My officials will be in contact with yours shortly to answer any questions you may have.
Michael Gove MP
Secretary of State for the Environment, Food and Rural Affairs
On 6 June 2018 I received a letter from the then UK Minister of State for Agriculture, Fisheries and Food, Mr. George Eustice, reaffirming the UK Government commitment to protecting and supporting continued co-operation between Ireland and Northern Ireland. The concern was expressed that the UK could not accept unequal application of the arrangements indefinitely. The letter stated:
I am writing to you to express my continuing concern about the Voisinage Agreement between the UK and Ireland, which allows for reciprocal access to the 0 to 6 nm zones for Ireland and Northern Ireland vessels.
As you are aware the agreement, which has been in place since 1965 and affects capture fisheries and the mussel sector on both the Irish and Northern Irish sides, has been suspended, in Ireland, following a decision by the Irish Supreme Court in 2016. As a result, fishing by Northern Ireland vessels within Ireland's 0 to 6 nm zone is not permitted. The UK has not to date suspended the operation of the Agreement but we are increasingly concerned about the asymmetric application of the agreement and the lack of progress to rectify the situation. I would like to reassure you that the UK Government remains committed to the principles behind the Voisinage Agreement and to protecting and supporting continued cooperation between Northern Ireland and Ireland. We have continued to honour the agreement, however, we will not be able to accept this unequal application indefinitely.
I would welcome an update on the progress of the Bill and steps which you are taking to put the agreement on a firm legal footing. We are keen to explore possible solutions to make sure that the Agreement can be reinstated as quickly as possible and that it can benefit both Irish and Northern Irish fishers.
I look forward to working with you constructively on this matter.
George Eustice MP
In December 2018, the UK Government again reiterated its commitment in response to the fourth report of the Northern Ireland affairs committee, stating:
The UK Government remains committed to the principles behind the Voisinage Arrangement and to protecting and supporting continued cooperation between Northern Ireland and Ireland. We have continued to honour the agreement. However, we will not be able to accept this unequal application indefinitely.
The Government has raised this with Minister Creed, Irish Minister for Agriculture, Food and the Marine, and will keep the situation under review.
In the meantime, we will continue to explore possible solutions to make sure that the arrangement can be reinstated as quickly as possible and that it can benefit fishers from both Northern Ireland and Ireland.
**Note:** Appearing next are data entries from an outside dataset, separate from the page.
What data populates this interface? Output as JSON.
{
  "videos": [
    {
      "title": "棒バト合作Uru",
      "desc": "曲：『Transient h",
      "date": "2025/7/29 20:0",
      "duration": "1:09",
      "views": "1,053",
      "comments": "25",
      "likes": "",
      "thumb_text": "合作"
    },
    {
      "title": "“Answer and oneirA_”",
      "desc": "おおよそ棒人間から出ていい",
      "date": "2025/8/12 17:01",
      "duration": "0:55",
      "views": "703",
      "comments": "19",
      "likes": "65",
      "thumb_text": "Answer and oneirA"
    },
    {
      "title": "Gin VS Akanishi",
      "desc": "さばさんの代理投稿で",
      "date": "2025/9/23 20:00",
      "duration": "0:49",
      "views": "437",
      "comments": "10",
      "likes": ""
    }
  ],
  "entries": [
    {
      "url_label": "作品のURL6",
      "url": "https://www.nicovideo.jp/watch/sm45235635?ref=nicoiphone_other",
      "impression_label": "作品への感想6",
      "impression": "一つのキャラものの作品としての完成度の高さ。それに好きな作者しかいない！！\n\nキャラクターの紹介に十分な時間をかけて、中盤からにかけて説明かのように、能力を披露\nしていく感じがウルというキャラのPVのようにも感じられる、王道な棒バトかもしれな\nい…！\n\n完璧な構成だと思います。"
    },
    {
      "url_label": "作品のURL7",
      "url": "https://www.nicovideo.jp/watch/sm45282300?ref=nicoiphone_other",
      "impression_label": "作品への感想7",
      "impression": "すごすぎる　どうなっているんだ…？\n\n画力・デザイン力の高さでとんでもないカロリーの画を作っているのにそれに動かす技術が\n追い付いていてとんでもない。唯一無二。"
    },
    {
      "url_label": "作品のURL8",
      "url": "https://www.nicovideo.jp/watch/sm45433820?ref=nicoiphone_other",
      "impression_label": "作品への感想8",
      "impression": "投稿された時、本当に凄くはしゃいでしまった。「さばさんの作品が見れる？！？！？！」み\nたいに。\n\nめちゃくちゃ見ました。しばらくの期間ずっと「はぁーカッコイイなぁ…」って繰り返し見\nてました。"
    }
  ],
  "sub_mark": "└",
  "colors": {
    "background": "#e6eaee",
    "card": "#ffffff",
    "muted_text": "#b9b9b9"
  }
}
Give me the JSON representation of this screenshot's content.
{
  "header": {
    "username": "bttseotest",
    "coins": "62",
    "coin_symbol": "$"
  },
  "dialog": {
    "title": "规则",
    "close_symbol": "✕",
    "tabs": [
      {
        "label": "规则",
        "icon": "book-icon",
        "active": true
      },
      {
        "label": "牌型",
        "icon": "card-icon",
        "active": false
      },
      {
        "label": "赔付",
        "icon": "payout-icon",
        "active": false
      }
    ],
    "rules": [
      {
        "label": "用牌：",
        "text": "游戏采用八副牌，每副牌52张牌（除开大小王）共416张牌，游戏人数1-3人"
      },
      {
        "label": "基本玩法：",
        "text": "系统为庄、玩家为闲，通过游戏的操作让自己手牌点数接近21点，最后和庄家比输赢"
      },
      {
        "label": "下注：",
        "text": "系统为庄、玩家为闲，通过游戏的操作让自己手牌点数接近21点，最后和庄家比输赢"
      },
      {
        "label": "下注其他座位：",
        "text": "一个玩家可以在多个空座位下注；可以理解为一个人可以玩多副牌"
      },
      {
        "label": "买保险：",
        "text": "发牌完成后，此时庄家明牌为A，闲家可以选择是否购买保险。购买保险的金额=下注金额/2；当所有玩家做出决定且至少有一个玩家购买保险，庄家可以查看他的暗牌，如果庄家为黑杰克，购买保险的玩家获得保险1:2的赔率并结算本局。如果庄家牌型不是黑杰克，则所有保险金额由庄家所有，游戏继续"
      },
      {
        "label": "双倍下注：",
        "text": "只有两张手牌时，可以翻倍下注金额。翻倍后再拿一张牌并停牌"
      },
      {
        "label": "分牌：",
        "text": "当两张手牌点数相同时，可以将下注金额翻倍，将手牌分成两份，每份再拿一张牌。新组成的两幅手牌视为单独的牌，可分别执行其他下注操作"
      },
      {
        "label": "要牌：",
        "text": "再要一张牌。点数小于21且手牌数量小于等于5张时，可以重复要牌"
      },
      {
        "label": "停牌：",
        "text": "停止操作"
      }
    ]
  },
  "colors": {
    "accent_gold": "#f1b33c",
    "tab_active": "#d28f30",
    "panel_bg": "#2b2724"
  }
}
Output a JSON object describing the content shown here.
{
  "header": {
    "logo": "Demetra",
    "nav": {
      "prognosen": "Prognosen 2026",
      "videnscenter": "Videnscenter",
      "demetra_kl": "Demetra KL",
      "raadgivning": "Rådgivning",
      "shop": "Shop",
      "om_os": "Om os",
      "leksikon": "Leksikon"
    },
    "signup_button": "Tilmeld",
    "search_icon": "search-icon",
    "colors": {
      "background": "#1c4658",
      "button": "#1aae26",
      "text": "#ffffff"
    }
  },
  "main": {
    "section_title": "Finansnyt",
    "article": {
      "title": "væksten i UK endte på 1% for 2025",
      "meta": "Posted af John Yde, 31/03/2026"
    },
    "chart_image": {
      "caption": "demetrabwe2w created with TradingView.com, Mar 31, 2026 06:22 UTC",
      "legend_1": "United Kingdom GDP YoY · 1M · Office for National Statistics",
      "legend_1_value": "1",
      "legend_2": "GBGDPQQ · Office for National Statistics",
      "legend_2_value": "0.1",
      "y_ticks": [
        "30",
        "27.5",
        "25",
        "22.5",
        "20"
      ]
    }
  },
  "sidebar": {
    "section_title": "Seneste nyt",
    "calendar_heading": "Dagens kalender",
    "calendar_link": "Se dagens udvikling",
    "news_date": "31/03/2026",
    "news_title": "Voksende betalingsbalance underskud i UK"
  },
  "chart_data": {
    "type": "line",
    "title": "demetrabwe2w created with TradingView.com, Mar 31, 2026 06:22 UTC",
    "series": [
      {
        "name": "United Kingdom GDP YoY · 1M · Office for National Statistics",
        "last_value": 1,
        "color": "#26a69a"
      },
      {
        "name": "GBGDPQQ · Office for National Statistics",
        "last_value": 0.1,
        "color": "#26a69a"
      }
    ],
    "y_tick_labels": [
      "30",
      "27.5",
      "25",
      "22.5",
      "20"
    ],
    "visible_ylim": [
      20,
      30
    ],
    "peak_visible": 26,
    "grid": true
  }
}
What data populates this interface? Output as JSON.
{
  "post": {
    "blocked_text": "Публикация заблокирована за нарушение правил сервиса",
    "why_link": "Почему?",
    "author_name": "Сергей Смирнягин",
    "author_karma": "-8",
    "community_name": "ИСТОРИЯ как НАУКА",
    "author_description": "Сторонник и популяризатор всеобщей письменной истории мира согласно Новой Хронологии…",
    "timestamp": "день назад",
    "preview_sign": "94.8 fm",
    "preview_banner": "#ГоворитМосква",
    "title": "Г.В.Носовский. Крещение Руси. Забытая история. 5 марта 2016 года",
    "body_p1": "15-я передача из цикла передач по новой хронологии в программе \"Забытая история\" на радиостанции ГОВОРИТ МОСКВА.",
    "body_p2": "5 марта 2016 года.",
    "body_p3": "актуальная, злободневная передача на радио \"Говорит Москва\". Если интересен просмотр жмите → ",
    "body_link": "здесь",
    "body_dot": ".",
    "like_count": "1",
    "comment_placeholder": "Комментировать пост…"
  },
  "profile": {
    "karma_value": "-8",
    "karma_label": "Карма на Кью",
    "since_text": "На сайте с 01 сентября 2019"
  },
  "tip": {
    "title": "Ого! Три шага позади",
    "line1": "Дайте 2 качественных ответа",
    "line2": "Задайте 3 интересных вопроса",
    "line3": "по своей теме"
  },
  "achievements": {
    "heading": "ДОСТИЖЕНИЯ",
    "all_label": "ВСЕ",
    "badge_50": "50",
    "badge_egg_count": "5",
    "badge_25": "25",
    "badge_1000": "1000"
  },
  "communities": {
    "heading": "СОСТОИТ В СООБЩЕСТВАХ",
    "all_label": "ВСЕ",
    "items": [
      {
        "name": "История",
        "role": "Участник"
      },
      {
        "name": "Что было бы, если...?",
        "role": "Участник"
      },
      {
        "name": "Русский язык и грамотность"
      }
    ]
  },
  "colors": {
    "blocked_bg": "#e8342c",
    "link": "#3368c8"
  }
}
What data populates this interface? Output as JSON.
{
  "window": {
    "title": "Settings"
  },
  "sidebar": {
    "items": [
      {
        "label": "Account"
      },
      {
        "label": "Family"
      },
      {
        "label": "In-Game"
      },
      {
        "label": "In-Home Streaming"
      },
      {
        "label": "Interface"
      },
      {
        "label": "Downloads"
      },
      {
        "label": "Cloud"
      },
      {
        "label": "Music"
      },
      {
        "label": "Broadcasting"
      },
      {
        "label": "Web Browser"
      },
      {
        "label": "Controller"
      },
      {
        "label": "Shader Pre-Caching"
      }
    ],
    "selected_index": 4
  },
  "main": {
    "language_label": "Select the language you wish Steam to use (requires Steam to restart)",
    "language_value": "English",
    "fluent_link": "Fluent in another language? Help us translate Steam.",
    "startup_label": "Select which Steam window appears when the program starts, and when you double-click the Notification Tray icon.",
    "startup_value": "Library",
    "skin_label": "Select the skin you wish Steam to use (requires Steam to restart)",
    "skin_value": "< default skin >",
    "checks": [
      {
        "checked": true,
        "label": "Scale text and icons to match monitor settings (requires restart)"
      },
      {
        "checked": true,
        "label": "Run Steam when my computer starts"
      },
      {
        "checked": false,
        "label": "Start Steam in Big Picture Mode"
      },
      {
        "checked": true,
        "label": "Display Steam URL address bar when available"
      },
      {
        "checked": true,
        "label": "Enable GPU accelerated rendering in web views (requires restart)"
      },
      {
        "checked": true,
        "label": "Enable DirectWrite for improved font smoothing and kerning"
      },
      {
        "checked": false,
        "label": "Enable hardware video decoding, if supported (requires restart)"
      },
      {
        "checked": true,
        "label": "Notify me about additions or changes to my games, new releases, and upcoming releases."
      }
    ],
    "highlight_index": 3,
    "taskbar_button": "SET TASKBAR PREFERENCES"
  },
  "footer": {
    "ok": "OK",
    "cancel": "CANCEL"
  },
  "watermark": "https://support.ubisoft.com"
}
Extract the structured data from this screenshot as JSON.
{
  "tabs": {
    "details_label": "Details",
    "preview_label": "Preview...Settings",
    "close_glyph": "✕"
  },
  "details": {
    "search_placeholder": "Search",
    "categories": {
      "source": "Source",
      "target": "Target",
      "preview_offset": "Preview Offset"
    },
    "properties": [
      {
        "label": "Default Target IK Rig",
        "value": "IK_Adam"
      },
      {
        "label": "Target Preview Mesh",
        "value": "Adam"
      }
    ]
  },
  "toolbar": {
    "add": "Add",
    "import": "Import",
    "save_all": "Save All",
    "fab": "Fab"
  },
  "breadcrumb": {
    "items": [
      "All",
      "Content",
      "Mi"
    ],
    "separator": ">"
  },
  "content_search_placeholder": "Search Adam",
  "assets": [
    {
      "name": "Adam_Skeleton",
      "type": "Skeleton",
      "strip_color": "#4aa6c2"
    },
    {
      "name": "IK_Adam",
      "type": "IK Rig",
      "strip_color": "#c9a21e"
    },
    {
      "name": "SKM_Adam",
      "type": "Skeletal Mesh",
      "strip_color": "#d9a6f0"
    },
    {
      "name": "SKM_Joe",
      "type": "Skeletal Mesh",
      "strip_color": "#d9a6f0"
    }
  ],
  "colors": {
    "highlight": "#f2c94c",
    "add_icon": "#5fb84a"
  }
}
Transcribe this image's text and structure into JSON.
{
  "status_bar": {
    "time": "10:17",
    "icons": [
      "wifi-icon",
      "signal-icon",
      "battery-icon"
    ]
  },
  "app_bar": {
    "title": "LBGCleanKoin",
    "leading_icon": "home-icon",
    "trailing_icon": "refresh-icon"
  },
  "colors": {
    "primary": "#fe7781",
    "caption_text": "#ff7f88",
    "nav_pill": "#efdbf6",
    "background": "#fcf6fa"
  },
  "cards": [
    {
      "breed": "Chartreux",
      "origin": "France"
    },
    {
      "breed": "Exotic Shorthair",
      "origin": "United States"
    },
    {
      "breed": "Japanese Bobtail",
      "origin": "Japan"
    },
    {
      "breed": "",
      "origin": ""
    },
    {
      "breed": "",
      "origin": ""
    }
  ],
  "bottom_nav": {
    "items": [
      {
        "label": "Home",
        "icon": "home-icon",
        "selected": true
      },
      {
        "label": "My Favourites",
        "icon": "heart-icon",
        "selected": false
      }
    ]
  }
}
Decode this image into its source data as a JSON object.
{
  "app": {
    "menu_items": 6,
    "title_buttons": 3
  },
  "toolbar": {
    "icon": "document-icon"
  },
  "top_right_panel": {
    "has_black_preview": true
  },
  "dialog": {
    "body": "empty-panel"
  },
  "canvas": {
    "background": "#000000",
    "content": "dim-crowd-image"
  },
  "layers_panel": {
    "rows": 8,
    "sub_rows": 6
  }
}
On March 18, I met the current UK Minister of State for Agriculture, Fisheries and Food, Mr. Robert Goodwill, while we were in Brussels. He reiterated the UK Government's commitment to the arrangements. In view of the findings of the Irish Supreme Court, I asked Minister Goodwill if the arrangement is legally sound on the UK side and he expressed confidence that it is.
It is important to be aware that the UK has demonstrated its commitment to the arrangements in continuing to allow Irish sea-fishing boats to benefit from access to the Northern Ireland zero to six nautical mile zone in circumstances of unequal application. It is time that we act to restore our side of this reciprocal arrangement. I ask the House to accept this amendment and to demonstrate that we are and will continue to be good neighbours with Northern Ireland.